▸ Task to carry out:
Please report how many lines in the records below contain the word "screenshot", and give nothing else.

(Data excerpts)

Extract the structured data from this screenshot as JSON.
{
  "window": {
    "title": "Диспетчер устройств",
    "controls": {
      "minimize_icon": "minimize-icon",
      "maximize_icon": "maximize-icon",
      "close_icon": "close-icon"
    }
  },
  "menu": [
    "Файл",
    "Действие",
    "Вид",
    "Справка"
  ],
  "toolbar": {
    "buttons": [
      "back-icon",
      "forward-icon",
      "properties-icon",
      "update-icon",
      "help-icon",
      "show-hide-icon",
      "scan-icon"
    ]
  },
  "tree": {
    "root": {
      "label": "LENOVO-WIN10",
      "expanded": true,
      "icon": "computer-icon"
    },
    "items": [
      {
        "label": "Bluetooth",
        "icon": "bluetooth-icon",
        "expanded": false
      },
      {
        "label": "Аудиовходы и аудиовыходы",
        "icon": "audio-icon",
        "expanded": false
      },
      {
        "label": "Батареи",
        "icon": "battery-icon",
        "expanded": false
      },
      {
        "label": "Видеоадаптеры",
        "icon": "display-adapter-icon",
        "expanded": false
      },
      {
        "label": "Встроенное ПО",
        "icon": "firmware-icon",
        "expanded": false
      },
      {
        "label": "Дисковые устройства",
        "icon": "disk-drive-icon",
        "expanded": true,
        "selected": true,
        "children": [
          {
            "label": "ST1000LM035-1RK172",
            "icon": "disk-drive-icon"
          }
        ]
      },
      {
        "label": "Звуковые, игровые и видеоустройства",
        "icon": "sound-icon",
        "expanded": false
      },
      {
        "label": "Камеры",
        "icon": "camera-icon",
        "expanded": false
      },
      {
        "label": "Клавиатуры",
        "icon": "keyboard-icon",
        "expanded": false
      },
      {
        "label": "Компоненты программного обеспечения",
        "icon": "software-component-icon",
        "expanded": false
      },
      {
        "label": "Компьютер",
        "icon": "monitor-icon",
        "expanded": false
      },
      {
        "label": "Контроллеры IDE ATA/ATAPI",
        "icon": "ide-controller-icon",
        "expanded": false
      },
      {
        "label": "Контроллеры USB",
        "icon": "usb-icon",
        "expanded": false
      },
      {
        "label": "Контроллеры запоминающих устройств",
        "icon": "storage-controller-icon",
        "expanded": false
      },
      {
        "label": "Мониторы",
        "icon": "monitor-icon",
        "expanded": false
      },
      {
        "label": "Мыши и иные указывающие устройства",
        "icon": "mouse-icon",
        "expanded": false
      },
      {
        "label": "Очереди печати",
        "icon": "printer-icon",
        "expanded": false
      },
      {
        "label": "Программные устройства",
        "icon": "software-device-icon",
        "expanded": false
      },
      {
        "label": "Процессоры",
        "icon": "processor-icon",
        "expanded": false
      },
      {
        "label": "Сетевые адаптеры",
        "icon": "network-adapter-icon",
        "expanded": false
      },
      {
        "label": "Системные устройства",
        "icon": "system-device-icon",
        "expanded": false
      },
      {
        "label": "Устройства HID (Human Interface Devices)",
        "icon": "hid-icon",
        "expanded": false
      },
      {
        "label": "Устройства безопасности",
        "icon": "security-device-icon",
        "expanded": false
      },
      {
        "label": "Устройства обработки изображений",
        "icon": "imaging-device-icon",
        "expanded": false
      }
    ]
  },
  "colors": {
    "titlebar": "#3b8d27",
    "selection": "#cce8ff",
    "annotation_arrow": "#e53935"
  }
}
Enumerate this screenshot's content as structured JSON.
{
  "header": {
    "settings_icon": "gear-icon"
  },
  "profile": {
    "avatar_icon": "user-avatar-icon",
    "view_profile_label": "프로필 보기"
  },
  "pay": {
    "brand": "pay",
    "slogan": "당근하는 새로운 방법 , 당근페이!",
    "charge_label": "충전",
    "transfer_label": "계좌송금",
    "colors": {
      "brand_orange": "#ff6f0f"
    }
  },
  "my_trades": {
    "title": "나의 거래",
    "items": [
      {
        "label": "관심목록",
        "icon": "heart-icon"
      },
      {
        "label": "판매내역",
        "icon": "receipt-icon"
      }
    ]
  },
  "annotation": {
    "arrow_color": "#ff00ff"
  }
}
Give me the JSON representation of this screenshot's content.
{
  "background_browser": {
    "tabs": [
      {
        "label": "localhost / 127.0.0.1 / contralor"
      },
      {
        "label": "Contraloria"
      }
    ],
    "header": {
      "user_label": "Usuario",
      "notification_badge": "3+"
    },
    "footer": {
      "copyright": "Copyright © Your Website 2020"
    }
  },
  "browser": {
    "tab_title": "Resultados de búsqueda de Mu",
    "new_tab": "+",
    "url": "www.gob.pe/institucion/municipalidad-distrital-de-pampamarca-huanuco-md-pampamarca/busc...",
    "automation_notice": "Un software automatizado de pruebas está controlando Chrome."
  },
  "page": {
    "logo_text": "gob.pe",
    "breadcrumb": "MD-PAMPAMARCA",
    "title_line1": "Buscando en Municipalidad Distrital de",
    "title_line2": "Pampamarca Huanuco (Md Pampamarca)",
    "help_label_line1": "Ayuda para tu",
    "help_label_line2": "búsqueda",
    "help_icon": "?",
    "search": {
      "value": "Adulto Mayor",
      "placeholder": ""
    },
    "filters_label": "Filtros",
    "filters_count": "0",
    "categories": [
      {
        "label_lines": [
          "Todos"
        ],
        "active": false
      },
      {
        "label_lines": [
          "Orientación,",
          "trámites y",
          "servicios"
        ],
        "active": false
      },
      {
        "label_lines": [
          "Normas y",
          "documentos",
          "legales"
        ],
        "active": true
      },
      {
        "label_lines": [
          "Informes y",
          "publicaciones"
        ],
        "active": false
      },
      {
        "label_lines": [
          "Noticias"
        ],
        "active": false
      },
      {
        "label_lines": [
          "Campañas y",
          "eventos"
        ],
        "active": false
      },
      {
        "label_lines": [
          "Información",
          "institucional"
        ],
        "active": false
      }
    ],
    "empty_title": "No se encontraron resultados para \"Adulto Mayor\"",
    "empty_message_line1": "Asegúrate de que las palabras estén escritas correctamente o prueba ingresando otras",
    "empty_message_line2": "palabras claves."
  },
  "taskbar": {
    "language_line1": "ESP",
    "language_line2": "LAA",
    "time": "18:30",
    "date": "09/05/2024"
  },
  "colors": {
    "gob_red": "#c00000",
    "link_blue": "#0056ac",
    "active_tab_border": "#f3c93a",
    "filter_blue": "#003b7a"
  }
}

▸ Exercise answer:
3